Stored data
BEGIN
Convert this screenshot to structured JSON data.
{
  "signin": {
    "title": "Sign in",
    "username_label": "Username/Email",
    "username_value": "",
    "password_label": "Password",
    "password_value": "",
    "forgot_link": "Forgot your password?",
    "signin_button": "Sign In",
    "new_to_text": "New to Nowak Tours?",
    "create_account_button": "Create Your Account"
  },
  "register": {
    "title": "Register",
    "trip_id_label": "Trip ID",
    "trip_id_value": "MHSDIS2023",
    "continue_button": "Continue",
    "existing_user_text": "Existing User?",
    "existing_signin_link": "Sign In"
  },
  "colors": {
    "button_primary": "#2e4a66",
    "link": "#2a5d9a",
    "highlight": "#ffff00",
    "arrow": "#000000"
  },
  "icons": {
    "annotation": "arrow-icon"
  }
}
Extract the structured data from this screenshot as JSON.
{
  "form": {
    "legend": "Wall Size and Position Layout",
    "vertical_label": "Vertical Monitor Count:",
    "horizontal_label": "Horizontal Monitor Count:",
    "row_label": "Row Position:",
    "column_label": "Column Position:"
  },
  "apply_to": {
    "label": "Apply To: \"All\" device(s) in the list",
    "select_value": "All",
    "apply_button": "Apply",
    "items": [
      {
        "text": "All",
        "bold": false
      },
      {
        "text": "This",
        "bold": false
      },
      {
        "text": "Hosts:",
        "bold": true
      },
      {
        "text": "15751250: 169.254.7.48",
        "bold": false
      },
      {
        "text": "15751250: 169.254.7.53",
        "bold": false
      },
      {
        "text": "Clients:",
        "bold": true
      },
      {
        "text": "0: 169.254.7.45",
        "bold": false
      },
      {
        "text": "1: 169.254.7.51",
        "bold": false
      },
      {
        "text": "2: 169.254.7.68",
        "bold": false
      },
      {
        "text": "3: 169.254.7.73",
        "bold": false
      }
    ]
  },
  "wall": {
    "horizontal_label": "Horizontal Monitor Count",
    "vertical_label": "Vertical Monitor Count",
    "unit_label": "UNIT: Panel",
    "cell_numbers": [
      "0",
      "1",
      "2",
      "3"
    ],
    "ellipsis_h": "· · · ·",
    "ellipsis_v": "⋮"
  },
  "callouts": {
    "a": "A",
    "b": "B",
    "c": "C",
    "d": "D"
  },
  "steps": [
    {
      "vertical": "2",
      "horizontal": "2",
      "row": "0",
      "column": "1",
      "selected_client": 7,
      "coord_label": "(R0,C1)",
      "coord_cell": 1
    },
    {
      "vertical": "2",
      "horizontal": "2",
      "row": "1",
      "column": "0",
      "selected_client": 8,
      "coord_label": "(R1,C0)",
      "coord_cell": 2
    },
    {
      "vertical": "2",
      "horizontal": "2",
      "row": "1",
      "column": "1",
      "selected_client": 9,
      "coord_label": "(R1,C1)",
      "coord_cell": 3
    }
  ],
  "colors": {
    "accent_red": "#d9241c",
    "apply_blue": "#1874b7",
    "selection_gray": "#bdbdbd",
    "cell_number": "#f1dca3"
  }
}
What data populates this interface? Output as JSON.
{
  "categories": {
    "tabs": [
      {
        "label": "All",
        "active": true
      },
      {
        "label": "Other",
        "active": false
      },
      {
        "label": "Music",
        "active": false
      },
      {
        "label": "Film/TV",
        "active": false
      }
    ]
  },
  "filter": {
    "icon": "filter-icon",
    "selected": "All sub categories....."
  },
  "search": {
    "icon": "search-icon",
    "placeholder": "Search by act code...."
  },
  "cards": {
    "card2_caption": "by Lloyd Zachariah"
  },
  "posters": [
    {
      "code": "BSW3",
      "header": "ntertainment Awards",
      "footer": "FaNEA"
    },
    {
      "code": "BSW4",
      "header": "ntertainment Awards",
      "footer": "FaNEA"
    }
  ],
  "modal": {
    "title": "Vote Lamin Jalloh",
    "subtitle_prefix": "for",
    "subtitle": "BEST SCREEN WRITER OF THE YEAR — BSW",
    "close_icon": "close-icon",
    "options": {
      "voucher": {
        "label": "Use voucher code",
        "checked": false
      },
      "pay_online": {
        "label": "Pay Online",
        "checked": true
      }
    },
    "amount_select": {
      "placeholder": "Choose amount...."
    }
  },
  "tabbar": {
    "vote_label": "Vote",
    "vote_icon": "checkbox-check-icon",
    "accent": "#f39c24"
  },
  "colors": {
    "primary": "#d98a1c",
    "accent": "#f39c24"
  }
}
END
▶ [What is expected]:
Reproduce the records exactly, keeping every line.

▶ [The completed task]:
Convert this screenshot to structured JSON data.
{
  "signin": {
    "title": "Sign in",
    "username_label": "Username/Email",
    "username_value": "",
    "password_label": "Password",
    "password_value": "",
    "forgot_link": "Forgot your password?",
    "signin_button": "Sign In",
    "new_to_text": "New to Nowak Tours?",
    "create_account_button": "Create Your Account"
  },
  "register": {
    "title": "Register",
    "trip_id_label": "Trip ID",
    "trip_id_value": "MHSDIS2023",
    "continue_button": "Continue",
    "existing_user_text": "Existing User?",
    "existing_signin_link": "Sign In"
  },
  "colors": {
    "button_primary": "#2e4a66",
    "link": "#2a5d9a",
    "highlight": "#ffff00",
    "arrow": "#000000"
  },
  "icons": {
    "annotation": "arrow-icon"
  }
}
Extract the structured data from this screenshot as JSON.
{
  "form": {
    "legend": "Wall Size and Position Layout",
    "vertical_label": "Vertical Monitor Count:",
    "horizontal_label": "Horizontal Monitor Count:",
    "row_label": "Row Position:",
    "column_label": "Column Position:"
  },
  "apply_to": {
    "label": "Apply To: \"All\" device(s) in the list",
    "select_value": "All",
    "apply_button": "Apply",
    "items": [
      {
        "text": "All",
        "bold": false
      },
      {
        "text": "This",
        "bold": false
      },
      {
        "text": "Hosts:",
        "bold": true
      },
      {
        "text": "15751250: 169.254.7.48",
        "bold": false
      },
      {
        "text": "15751250: 169.254.7.53",
        "bold": false
      },
      {
        "text": "Clients:",
        "bold": true
      },
      {
        "text": "0: 169.254.7.45",
        "bold": false
      },
      {
        "text": "1: 169.254.7.51",
        "bold": false
      },
      {
        "text": "2: 169.254.7.68",
        "bold": false
      },
      {
        "text": "3: 169.254.7.73",
        "bold": false
      }
    ]
  },
  "wall": {
    "horizontal_label": "Horizontal Monitor Count",
    "vertical_label": "Vertical Monitor Count",
    "unit_label": "UNIT: Panel",
    "cell_numbers": [
      "0",
      "1",
      "2",
      "3"
    ],
    "ellipsis_h": "· · · ·",
    "ellipsis_v": "⋮"
  },
  "callouts": {
    "a": "A",
    "b": "B",
    "c": "C",
    "d": "D"
  },
  "steps": [
    {
      "vertical": "2",
      "horizontal": "2",
      "row": "0",
      "column": "1",
      "selected_client": 7,
      "coord_label": "(R0,C1)",
      "coord_cell": 1
    },
    {
      "vertical": "2",
      "horizontal": "2",
      "row": "1",
      "column": "0",
      "selected_client": 8,
      "coord_label": "(R1,C0)",
      "coord_cell": 2
    },
    {
      "vertical": "2",
      "horizontal": "2",
      "row": "1",
      "column": "1",
      "selected_client": 9,
      "coord_label": "(R1,C1)",
      "coord_cell": 3
    }
  ],
  "colors": {
    "accent_red": "#d9241c",
    "apply_blue": "#1874b7",
    "selection_gray": "#bdbdbd",
    "cell_number": "#f1dca3"
  }
}
What data populates this interface? Output as JSON.
{
  "categories": {
    "tabs": [
      {
        "label": "All",
        "active": true
      },
      {
        "label": "Other",
        "active": false
      },
      {
        "label": "Music",
        "active": false
      },
      {
        "label": "Film/TV",
        "active": false
      }
    ]
  },
  "filter": {
    "icon": "filter-icon",
    "selected": "All sub categories....."
  },
  "search": {
    "icon": "search-icon",
    "placeholder": "Search by act code...."
  },
  "cards": {
    "card2_caption": "by Lloyd Zachariah"
  },
  "posters": [
    {
      "code": "BSW3",
      "header": "ntertainment Awards",
      "footer": "FaNEA"
    },
    {
      "code": "BSW4",
      "header": "ntertainment Awards",
      "footer": "FaNEA"
    }
  ],
  "modal": {
    "title": "Vote Lamin Jalloh",
    "subtitle_prefix": "for",
    "subtitle": "BEST SCREEN WRITER OF THE YEAR — BSW",
    "close_icon": "close-icon",
    "options": {
      "voucher": {
        "label": "Use voucher code",
        "checked": false
      },
      "pay_online": {
        "label": "Pay Online",
        "checked": true
      }
    },
    "amount_select": {
      "placeholder": "Choose amount...."
    }
  },
  "tabbar": {
    "vote_label": "Vote",
    "vote_icon": "checkbox-check-icon",
    "accent": "#f39c24"
  },
  "colors": {
    "primary": "#d98a1c",
    "accent": "#f39c24"
  }
}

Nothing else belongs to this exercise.